==== DATA LISTING ====

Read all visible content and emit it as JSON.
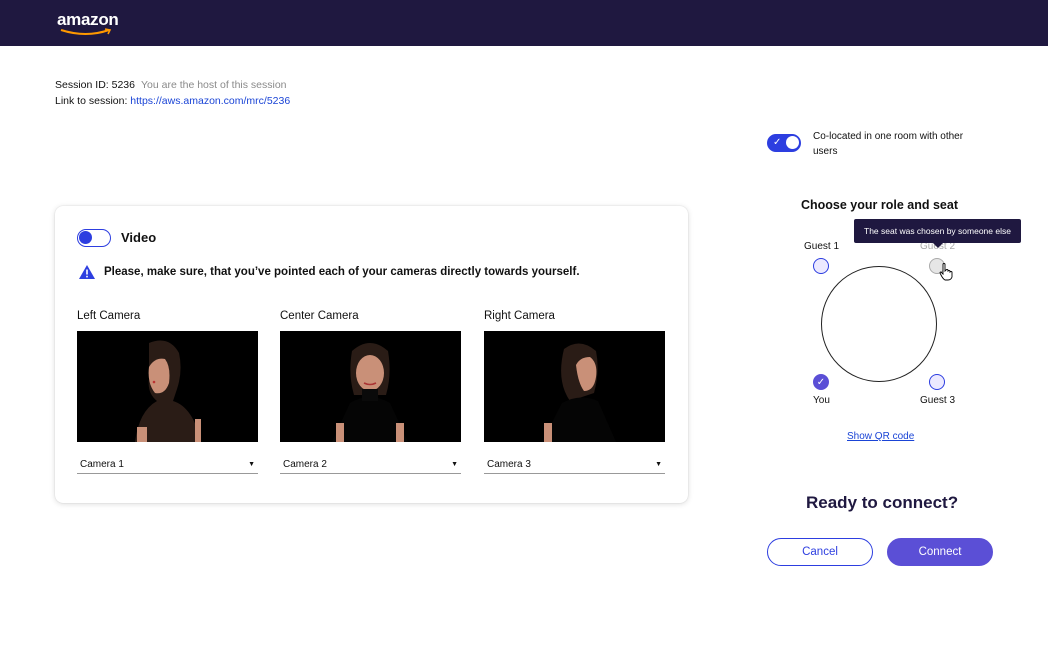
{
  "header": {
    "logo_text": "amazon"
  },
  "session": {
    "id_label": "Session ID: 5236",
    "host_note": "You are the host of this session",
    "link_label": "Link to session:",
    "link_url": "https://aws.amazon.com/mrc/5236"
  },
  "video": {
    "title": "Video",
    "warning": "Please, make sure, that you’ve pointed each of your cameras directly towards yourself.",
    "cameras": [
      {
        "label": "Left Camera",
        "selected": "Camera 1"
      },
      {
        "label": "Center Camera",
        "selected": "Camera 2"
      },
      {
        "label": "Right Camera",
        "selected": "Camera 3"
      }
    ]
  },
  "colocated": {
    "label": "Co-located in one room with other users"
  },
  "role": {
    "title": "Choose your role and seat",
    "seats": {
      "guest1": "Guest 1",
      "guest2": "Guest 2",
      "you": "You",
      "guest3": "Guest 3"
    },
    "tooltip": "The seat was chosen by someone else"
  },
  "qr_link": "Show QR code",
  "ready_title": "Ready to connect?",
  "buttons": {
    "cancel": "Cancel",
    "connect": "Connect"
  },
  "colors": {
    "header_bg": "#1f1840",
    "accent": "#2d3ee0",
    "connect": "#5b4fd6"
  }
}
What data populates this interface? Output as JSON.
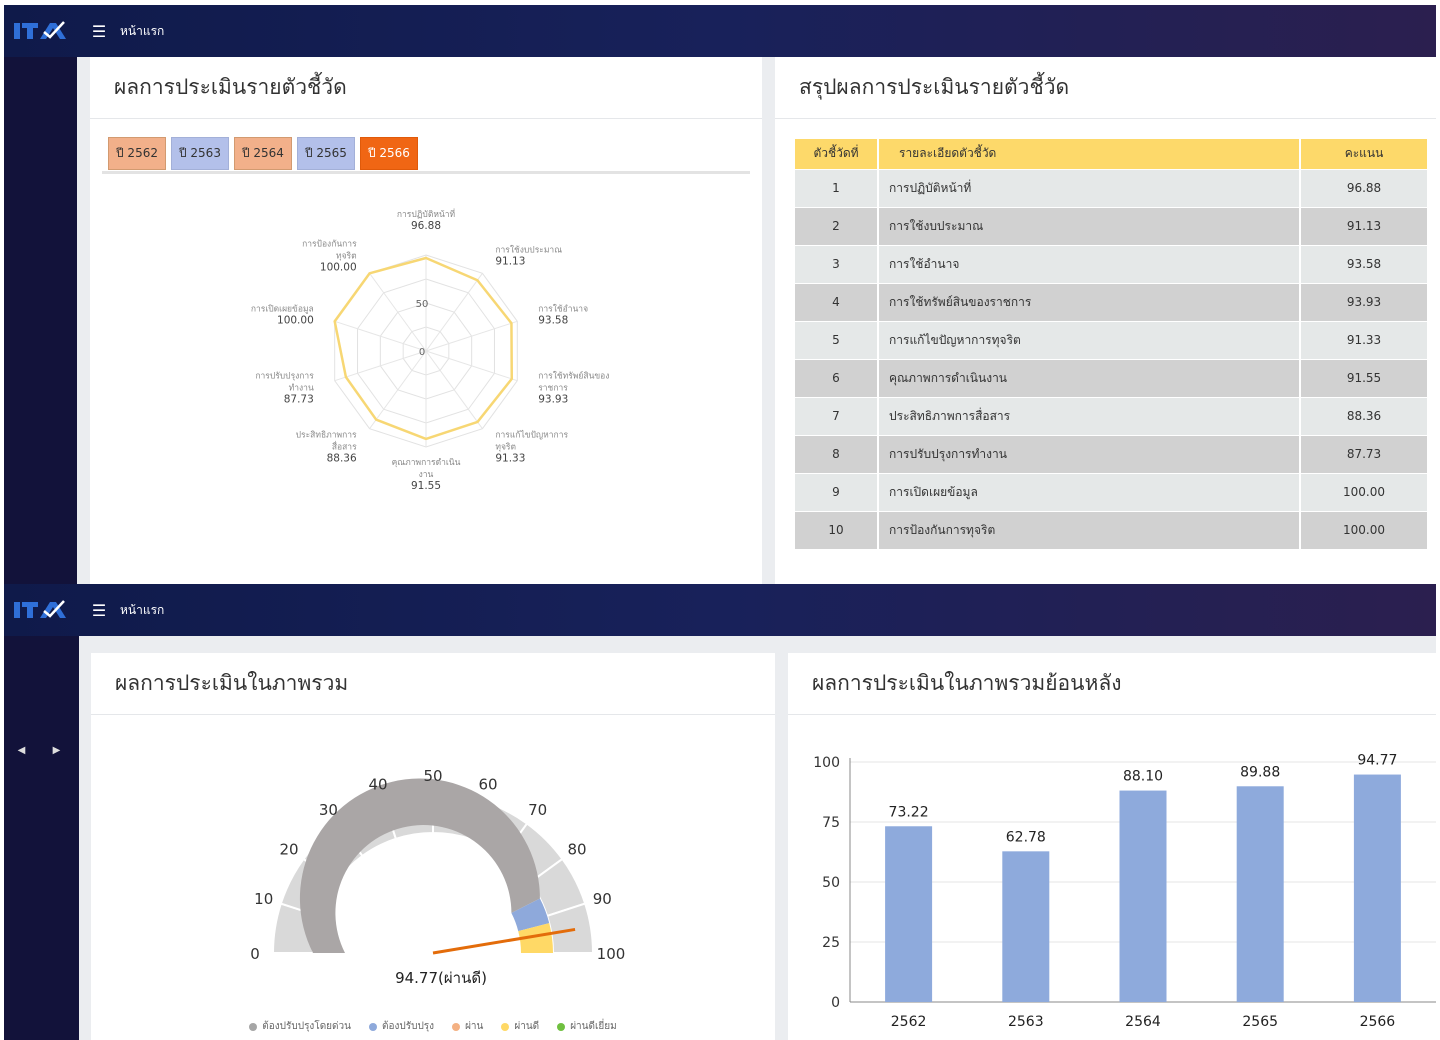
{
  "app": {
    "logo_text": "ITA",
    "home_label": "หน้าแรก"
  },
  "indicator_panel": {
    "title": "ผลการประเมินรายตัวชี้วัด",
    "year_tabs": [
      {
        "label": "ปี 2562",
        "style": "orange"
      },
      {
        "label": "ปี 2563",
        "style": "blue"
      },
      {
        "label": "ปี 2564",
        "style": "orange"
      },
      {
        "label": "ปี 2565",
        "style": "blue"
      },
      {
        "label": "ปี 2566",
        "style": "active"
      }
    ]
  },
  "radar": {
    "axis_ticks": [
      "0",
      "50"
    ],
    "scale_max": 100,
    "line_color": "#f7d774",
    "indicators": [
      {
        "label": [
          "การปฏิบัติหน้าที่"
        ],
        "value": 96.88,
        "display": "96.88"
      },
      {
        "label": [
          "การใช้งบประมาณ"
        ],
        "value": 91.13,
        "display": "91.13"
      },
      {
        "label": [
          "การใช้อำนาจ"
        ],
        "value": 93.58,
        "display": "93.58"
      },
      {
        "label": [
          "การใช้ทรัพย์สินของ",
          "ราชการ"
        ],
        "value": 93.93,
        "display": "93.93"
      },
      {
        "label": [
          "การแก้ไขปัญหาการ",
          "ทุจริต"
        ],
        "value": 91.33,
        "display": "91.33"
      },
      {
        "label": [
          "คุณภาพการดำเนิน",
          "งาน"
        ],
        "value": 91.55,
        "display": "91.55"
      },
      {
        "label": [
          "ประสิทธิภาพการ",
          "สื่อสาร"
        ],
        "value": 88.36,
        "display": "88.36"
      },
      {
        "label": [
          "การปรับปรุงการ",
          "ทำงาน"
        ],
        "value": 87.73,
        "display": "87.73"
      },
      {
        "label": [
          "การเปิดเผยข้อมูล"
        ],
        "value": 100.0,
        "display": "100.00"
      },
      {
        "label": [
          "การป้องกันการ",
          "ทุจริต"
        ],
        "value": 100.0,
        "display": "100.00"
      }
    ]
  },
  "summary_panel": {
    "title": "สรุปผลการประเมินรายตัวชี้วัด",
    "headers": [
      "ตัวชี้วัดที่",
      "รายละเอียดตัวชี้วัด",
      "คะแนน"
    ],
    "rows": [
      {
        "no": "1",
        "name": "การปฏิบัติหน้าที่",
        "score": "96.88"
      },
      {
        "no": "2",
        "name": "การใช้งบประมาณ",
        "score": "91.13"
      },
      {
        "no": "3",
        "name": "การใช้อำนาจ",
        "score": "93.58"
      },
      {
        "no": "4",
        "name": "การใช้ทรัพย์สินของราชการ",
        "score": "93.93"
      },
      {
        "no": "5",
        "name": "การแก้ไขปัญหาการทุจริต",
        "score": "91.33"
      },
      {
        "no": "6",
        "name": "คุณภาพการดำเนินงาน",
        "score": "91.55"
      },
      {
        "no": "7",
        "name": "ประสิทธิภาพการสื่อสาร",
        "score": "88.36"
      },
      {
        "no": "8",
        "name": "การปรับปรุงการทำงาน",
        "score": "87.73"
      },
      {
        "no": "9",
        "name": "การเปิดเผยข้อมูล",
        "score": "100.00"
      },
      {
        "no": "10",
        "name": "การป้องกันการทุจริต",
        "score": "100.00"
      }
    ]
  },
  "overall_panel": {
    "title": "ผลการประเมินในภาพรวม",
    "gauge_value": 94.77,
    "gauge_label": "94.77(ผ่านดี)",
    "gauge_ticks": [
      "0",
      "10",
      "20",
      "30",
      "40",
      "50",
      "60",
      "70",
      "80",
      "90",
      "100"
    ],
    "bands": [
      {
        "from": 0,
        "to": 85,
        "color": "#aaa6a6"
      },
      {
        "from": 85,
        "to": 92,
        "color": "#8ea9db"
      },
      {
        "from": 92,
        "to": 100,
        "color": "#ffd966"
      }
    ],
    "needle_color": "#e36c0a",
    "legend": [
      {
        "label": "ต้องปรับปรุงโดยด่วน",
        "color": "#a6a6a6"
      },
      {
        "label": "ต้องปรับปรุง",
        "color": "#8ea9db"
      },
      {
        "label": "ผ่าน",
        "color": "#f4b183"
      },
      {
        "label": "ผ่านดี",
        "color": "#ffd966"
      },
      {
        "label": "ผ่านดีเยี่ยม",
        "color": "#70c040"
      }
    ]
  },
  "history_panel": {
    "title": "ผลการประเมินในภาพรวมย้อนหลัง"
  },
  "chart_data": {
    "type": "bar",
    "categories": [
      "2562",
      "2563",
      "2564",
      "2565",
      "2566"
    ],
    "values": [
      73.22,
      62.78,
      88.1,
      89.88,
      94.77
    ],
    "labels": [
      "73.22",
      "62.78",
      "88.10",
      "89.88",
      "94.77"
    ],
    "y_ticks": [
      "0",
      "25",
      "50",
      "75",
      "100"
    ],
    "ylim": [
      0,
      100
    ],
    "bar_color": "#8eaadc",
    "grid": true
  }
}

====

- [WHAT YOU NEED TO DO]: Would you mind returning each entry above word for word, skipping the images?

- [SOLUTION TO THIS PROBLEM]:
Read all visible content and emit it as JSON.
{
  "header": {
    "logo_text": "amazon"
  },
  "session": {
    "id_label": "Session ID: 5236",
    "host_note": "You are the host of this session",
    "link_label": "Link to session:",
    "link_url": "https://aws.amazon.com/mrc/5236"
  },
  "video": {
    "title": "Video",
    "warning": "Please, make sure, that you’ve pointed each of your cameras directly towards yourself.",
    "cameras": [
      {
        "label": "Left Camera",
        "selected": "Camera 1"
      },
      {
        "label": "Center Camera",
        "selected": "Camera 2"
      },
      {
        "label": "Right Camera",
        "selected": "Camera 3"
      }
    ]
  },
  "colocated": {
    "label": "Co-located in one room with other users"
  },
  "role": {
    "title": "Choose your role and seat",
    "seats": {
      "guest1": "Guest 1",
      "guest2": "Guest 2",
      "you": "You",
      "guest3": "Guest 3"
    },
    "tooltip": "The seat was chosen by someone else"
  },
  "qr_link": "Show QR code",
  "ready_title": "Ready to connect?",
  "buttons": {
    "cancel": "Cancel",
    "connect": "Connect"
  },
  "colors": {
    "header_bg": "#1f1840",
    "accent": "#2d3ee0",
    "connect": "#5b4fd6"
  }
}
What data populates this interface? Output as JSON.
{
  "app": {
    "logo_text": "ITA",
    "home_label": "หน้าแรก"
  },
  "indicator_panel": {
    "title": "ผลการประเมินรายตัวชี้วัด",
    "year_tabs": [
      {
        "label": "ปี 2562",
        "style": "orange"
      },
      {
        "label": "ปี 2563",
        "style": "blue"
      },
      {
        "label": "ปี 2564",
        "style": "orange"
      },
      {
        "label": "ปี 2565",
        "style": "blue"
      },
      {
        "label": "ปี 2566",
        "style": "active"
      }
    ]
  },
  "radar": {
    "axis_ticks": [
      "0",
      "50"
    ],
    "scale_max": 100,
    "line_color": "#f7d774",
    "indicators": [
      {
        "label": [
          "การปฏิบัติหน้าที่"
        ],
        "value": 96.88,
        "display": "96.88"
      },
      {
        "label": [
          "การใช้งบประมาณ"
        ],
        "value": 91.13,
        "display": "91.13"
      },
      {
        "label": [
          "การใช้อำนาจ"
        ],
        "value": 93.58,
        "display": "93.58"
      },
      {
        "label": [
          "การใช้ทรัพย์สินของ",
          "ราชการ"
        ],
        "value": 93.93,
        "display": "93.93"
      },
      {
        "label": [
          "การแก้ไขปัญหาการ",
          "ทุจริต"
        ],
        "value": 91.33,
        "display": "91.33"
      },
      {
        "label": [
          "คุณภาพการดำเนิน",
          "งาน"
        ],
        "value": 91.55,
        "display": "91.55"
      },
      {
        "label": [
          "ประสิทธิภาพการ",
          "สื่อสาร"
        ],
        "value": 88.36,
        "display": "88.36"
      },
      {
        "label": [
          "การปรับปรุงการ",
          "ทำงาน"
        ],
        "value": 87.73,
        "display": "87.73"
      },
      {
        "label": [
          "การเปิดเผยข้อมูล"
        ],
        "value": 100.0,
        "display": "100.00"
      },
      {
        "label": [
          "การป้องกันการ",
          "ทุจริต"
        ],
        "value": 100.0,
        "display": "100.00"
      }
    ]
  },
  "summary_panel": {
    "title": "สรุปผลการประเมินรายตัวชี้วัด",
    "headers": [
      "ตัวชี้วัดที่",
      "รายละเอียดตัวชี้วัด",
      "คะแนน"
    ],
    "rows": [
      {
        "no": "1",
        "name": "การปฏิบัติหน้าที่",
        "score": "96.88"
      },
      {
        "no": "2",
        "name": "การใช้งบประมาณ",
        "score": "91.13"
      },
      {
        "no": "3",
        "name": "การใช้อำนาจ",
        "score": "93.58"
      },
      {
        "no": "4",
        "name": "การใช้ทรัพย์สินของราชการ",
        "score": "93.93"
      },
      {
        "no": "5",
        "name": "การแก้ไขปัญหาการทุจริต",
        "score": "91.33"
      },
      {
        "no": "6",
        "name": "คุณภาพการดำเนินงาน",
        "score": "91.55"
      },
      {
        "no": "7",
        "name": "ประสิทธิภาพการสื่อสาร",
        "score": "88.36"
      },
      {
        "no": "8",
        "name": "การปรับปรุงการทำงาน",
        "score": "87.73"
      },
      {
        "no": "9",
        "name": "การเปิดเผยข้อมูล",
        "score": "100.00"
      },
      {
        "no": "10",
        "name": "การป้องกันการทุจริต",
        "score": "100.00"
      }
    ]
  },
  "overall_panel": {
    "title": "ผลการประเมินในภาพรวม",
    "gauge_value": 94.77,
    "gauge_label": "94.77(ผ่านดี)",
    "gauge_ticks": [
      "0",
      "10",
      "20",
      "30",
      "40",
      "50",
      "60",
      "70",
      "80",
      "90",
      "100"
    ],
    "bands": [
      {
        "from": 0,
        "to": 85,
        "color": "#aaa6a6"
      },
      {
        "from": 85,
        "to": 92,
        "color": "#8ea9db"
      },
      {
        "from": 92,
        "to": 100,
        "color": "#ffd966"
      }
    ],
    "needle_color": "#e36c0a",
    "legend": [
      {
        "label": "ต้องปรับปรุงโดยด่วน",
        "color": "#a6a6a6"
      },
      {
        "label": "ต้องปรับปรุง",
        "color": "#8ea9db"
      },
      {
        "label": "ผ่าน",
        "color": "#f4b183"
      },
      {
        "label": "ผ่านดี",
        "color": "#ffd966"
      },
      {
        "label": "ผ่านดีเยี่ยม",
        "color": "#70c040"
      }
    ]
  },
  "history_panel": {
    "title": "ผลการประเมินในภาพรวมย้อนหลัง"
  },
  "chart_data": {
    "type": "bar",
    "categories": [
      "2562",
      "2563",
      "2564",
      "2565",
      "2566"
    ],
    "values": [
      73.22,
      62.78,
      88.1,
      89.88,
      94.77
    ],
    "labels": [
      "73.22",
      "62.78",
      "88.10",
      "89.88",
      "94.77"
    ],
    "y_ticks": [
      "0",
      "25",
      "50",
      "75",
      "100"
    ],
    "ylim": [
      0,
      100
    ],
    "bar_color": "#8eaadc",
    "grid": true
  }
}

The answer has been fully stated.